Eventually the space was expanded by a third, and all the equipment was replaced. New windows were installed, outdoor stairs were repaired, and in early 2023, a bathroom with a biodegradable toilet was added. Water is an issue in the area, so Zenk commissioned the construction of a fog catcher, a device that collects condensation that can be used to irrigate newly planted fruit and olive trees. Local drinking water, delivered by truck, is not potable and must be boiled before consumption, but water from the fog catcher can be used liberally for plants.
The grand reopening occurred in March 2023, and the kitchen now also serves breakfast, which many kids enjoy on their way to school. Besides feeding more than 100 people per day, Monday through Friday, the Garanzini Kitchen serves as a gathering place for locals, and a community center for meetings.
“They’re learning accounting and how to run a business,” Zenk says of the people who operate the kitchen. “The pride they have is overwhelming.”
Future goals include establishing a baker’s apprenticeship program and increasing agricultural production. Zenk believes the Garanzini Kitchen model can be replicated in other places of need, such as Honduras.
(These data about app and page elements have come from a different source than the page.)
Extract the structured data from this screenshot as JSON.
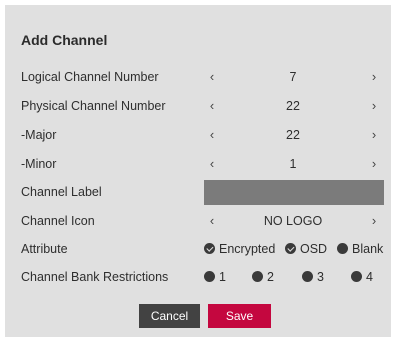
{
  "dialog": {
    "title": "Add Channel",
    "fields": {
      "logical": {
        "label": "Logical Channel Number",
        "value": "7"
      },
      "physical": {
        "label": "Physical Channel Number",
        "value": "22"
      },
      "major": {
        "label": "-Major",
        "value": "22"
      },
      "minor": {
        "label": "-Minor",
        "value": "1"
      },
      "channel_label": {
        "label": "Channel Label",
        "value": ""
      },
      "icon": {
        "label": "Channel Icon",
        "value": "NO LOGO"
      },
      "attribute": {
        "label": "Attribute",
        "options": [
          {
            "label": "Encrypted",
            "checked": true
          },
          {
            "label": "OSD",
            "checked": true
          },
          {
            "label": "Blank",
            "checked": false
          }
        ]
      },
      "bank": {
        "label": "Channel Bank Restrictions",
        "options": [
          {
            "label": "1"
          },
          {
            "label": "2"
          },
          {
            "label": "3"
          },
          {
            "label": "4"
          }
        ]
      }
    },
    "arrows": {
      "left": "‹",
      "right": "›"
    },
    "buttons": {
      "cancel": "Cancel",
      "save": "Save"
    },
    "colors": {
      "save_button": "#c4073f",
      "cancel_button": "#424242",
      "panel": "#e0e0e0",
      "label_input": "#7b7b7b"
    }
  }
}
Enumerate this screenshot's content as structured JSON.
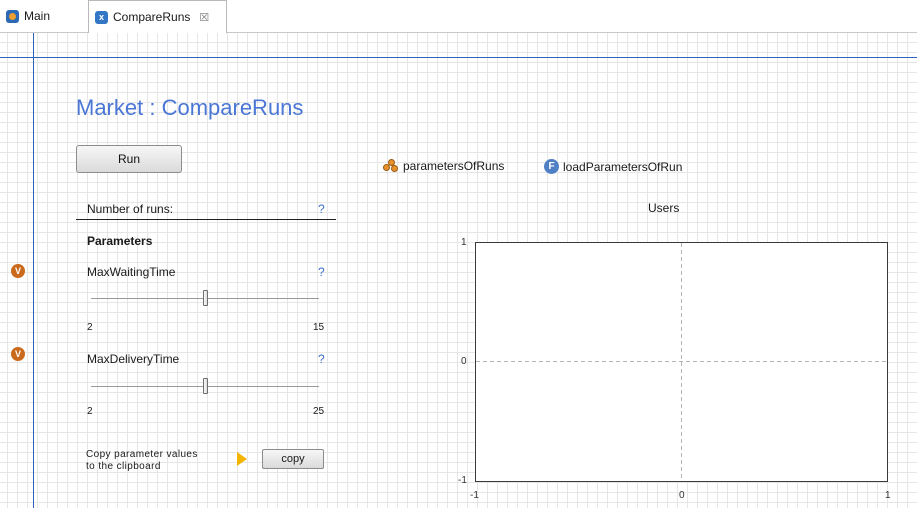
{
  "tabs": [
    {
      "label": "Main",
      "icon": "agent-icon"
    },
    {
      "label": "CompareRuns",
      "icon": "experiment-icon",
      "close": "☒"
    }
  ],
  "title": "Market : CompareRuns",
  "run_button": "Run",
  "legend": {
    "collection_label": "parametersOfRuns",
    "function_label": "loadParametersOfRun",
    "function_glyph": "F"
  },
  "number_of_runs": {
    "label": "Number of runs:",
    "help": "?"
  },
  "parameters_heading": "Parameters",
  "params": [
    {
      "name": "MaxWaitingTime",
      "help": "?",
      "min": "2",
      "max": "15",
      "value_fraction": 0.5,
      "badge": "V"
    },
    {
      "name": "MaxDeliveryTime",
      "help": "?",
      "min": "2",
      "max": "25",
      "value_fraction": 0.5,
      "badge": "V"
    }
  ],
  "copy": {
    "text_line1": "Copy parameter values",
    "text_line2": "to the clipboard",
    "button": "copy"
  },
  "chart_data": {
    "type": "line",
    "title": "Users",
    "xlabel": "",
    "ylabel": "",
    "xlim": [
      -1,
      1
    ],
    "ylim": [
      -1,
      1
    ],
    "x_ticks": [
      "-1",
      "0",
      "1"
    ],
    "y_ticks": [
      "1",
      "0",
      "-1"
    ],
    "series": [],
    "grid": "dashed center lines"
  }
}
The program is thriving, and ILF applications are being accepted for the third cohort. Through six residencies, Fellows learn the theological and spiritual teachings of St. Ignatius, as well as the scope of the work carried out across the world by the Society of Jesus. They are encouraged to rely on their work experience and wisdom as they are introduced to the issues and concerns of various faith-based leaders and their programs. All of it helps participants answer that big personal legacy question, but more specifically the Ignatian question of: “How, in the third chapter of my life, can I use my gifts in service to others?”
Past Fellows have included C-suite executives, lifelong volunteers and many people in between. Alumni of Jesuit schools are prevalent, but the ILF is open to people of all faith traditions. Fees total $50,000 for the program, which includes all hotels, meals and course materials. Fellows pay their own airfare to destinations, and partial scholarships are available. For the first time in ILF history, subsequent fellows will visit a project of their predecessors—the Garanzini Kitchen in Pamplona, Peru—and who knows what might come of that. That will give them a lot of pride to know it’s a product of a previous cohort,” Zenk says.
Fellows are getting out into the world in the company of like-minded people interested in growth, faith and the opportunity to use their gifts to make an impact. Walking with the excluded, he points out, is an apostolic priority of the Society of Jesus.
“The endgame of the ILF program is helping people put their experience and talents in service to others,” Zenk says. “I don’t think you can read about things like this and fully understand them. You can’t do this from Chicago. You have to go to the places and be immersed in them.”
To that end, Fellows in the ILF program will continue to visit Ignatian sites around the world, but McCorkle says the plan is to expand the program into a global operation with participation from many countries.
“It is a movement to embrace this dynamic stage of life in a community that truly sees each individual and invites each person to grow,” she says.